What about the casting? Why does this flick start so many talentless people (except for Katee Sackhoff)? Who did the casting, a person who spent their life watching low-profile tv shows on MTV?
Should I start with the incredibly obvious mistakes connected to the use of technology? For example, when ear the end of the film, Deckard is communicating to Sara’s handheld device where Michael Myers is in the house and, when Deckard tells Sara to “GO NOW!”, the text has changed from small digital text to large bold font and the screen has changed from green to white, similar to a large PC monitor.
Maybe, I can kick off with the director, Rick Rosenthal, who made the pretty decent sequel Halloween II (1981) and, 21 years after, completely forgot how to make a movie and gave humanity one of the worst sequels ever made. Or should I remind you all that this movie was made on an estimated $15,000,000 and feels like a no-budget student film?

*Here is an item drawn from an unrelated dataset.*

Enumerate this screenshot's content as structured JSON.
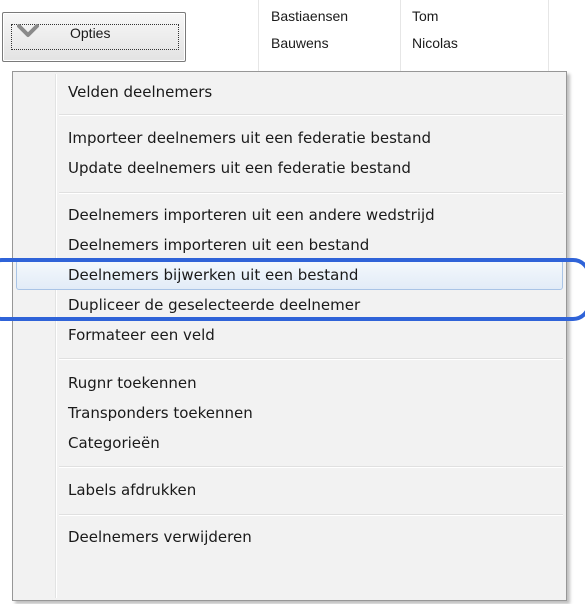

In all fairness, Halloween: Resurrection has two good aspects. First and foremost, the score. And yes, it’s John Carpenter’s original score, but it still is effective 24 years after the slasher masterpiece Halloween (1978) used it first. Yet, the idea of showing parts of this flick through cameras placed on the teenagers’ head is quite clever and has potential: if done right, it’d subvert the killer POV trope, so typical of slasher flicks that, at this point in time, became a bit tiresome.
Too bad the movie as a whole is a steaming pile of shit.
Nevertheless, I’m excited to what’s coming up next in my series of reviews. I’m going to talk about two very controversial movies: Rob Zombie’s Halloween and Rob Zombie’s Halloween II… stay tuned, because I have loads to say about those flicks and I’d love to discuss them with my fellow readers.
Halloween: Resurrection 1.5/10